In Colombo, he also goes to ‘Kolpetty’ that is to sort out his ‘scientific matters.’ As he says, “Among the letters of recommendation I had brought from Paris, there was one to a certain Sir Oscar Terwick who…was the president of the Association of Tropical Embryology and British Entomology in Colombo.”
There is some description of Kolpetty, “He lived far off in a suburb called Kolpetty which was, so to speak, the Passy of Colombo.” “There, in the midst of luxurious gardens, graced by the inevitable coconut tree, in spacious and bizarre villas, the rich merchants and notable officials of the city lived.” He also mentions about “a sort of little square shaded by immense teakwood trees.” Passy in Paris probably is the wealthiest residential area. It appears that those days, Colombo meant only the centre, but not the whole of Colombo city like today, thus Kolpetty was a ‘far off place’ for him.
“I gave a detailed and acted version of this interview” with Sir Terwick. “She laughed like a mad woman.” “The next morning, after a savage night of love, we put to sea again en route to China.”
Slaughter of Madduma Bandara
The story of the beheading of the ‘child hero’ of Sri Lanka, Madduma Bandara, comes much later in the novel, when Frank and Clara were discussing torture in China. The story is related by none other than Clara herself who has claimed to visit Ceylon several times. Even those days it appears that the ‘international community’ was concerned about human rights in Sri Lanka! The full description is the following.

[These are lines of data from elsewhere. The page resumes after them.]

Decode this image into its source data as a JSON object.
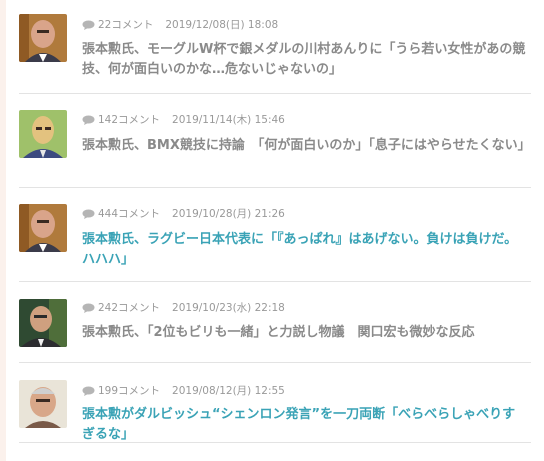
{
  "articles": [
    {
      "comments": "22コメント",
      "date": "2019/12/08(日) 18:08",
      "title": "張本勲氏、モーグルW杯で銀メダルの川村あんりに「うら若い女性があの競技、何が面白いのかな…危ないじゃないの」",
      "visited": true
    },
    {
      "comments": "142コメント",
      "date": "2019/11/14(木) 15:46",
      "title": "張本勲氏、BMX競技に持論　「何が面白いのか」「息子にはやらせたくない」",
      "visited": true
    },
    {
      "comments": "444コメント",
      "date": "2019/10/28(月) 21:26",
      "title": "張本勲氏、ラグビー日本代表に「『あっぱれ』はあげない。負けは負けだ。ハハハ」",
      "visited": false
    },
    {
      "comments": "242コメント",
      "date": "2019/10/23(水) 22:18",
      "title": "張本勲氏、「2位もビリも一緒」と力説し物議　関口宏も微妙な反応",
      "visited": true
    },
    {
      "comments": "199コメント",
      "date": "2019/08/12(月) 12:55",
      "title": "張本勲がダルビッシュ“シェンロン発言”を一刀両断「べらべらしゃべりすぎるな」",
      "visited": false
    }
  ],
  "colors": {
    "visited_link": "#8a8a8a",
    "link": "#3aa3b6",
    "meta": "#999999",
    "divider": "#e3e3e3"
  }
}
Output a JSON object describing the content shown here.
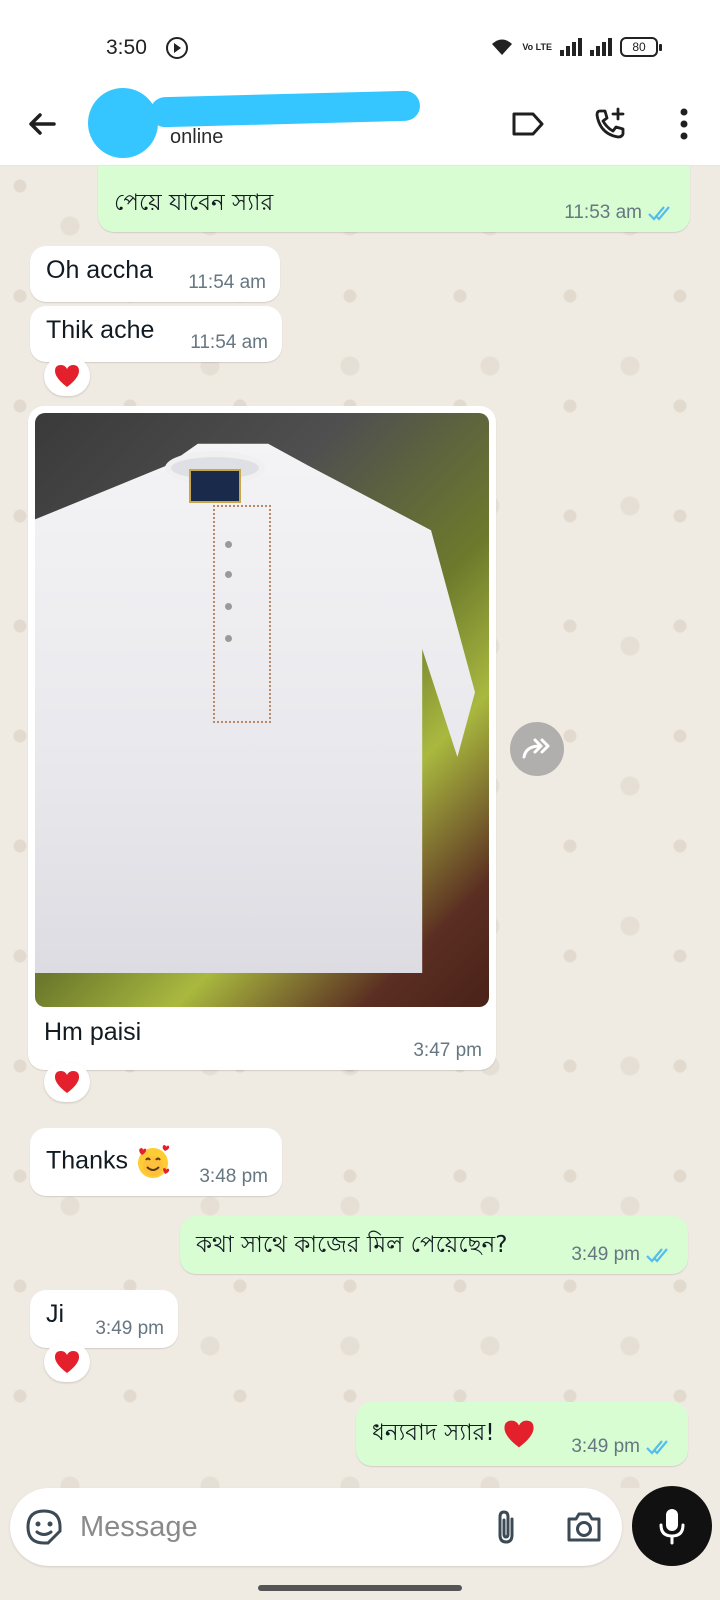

“Ah, I remember the strange sensation I felt when, at Kandy, the gloomy former capital of Ceylon, I went up the steps of the temple where the English had stupidly, without torture, slaughtered the little Modeliar princes who, legends tell us, were so charming…like those skilfully made Chinese ikons, with so hieratically clam and pure of grace, and their golden halos and their long hands pressed together.”
“I felt that what had happened there on those sacred steps, still uncleansed of that blood by eighty years of violent possession – was something more horrible than a human massacre; the destruction of a precious, trouncing and innocent beauty.”
What a nice twist of the story for the glee of Sinhala patriotism!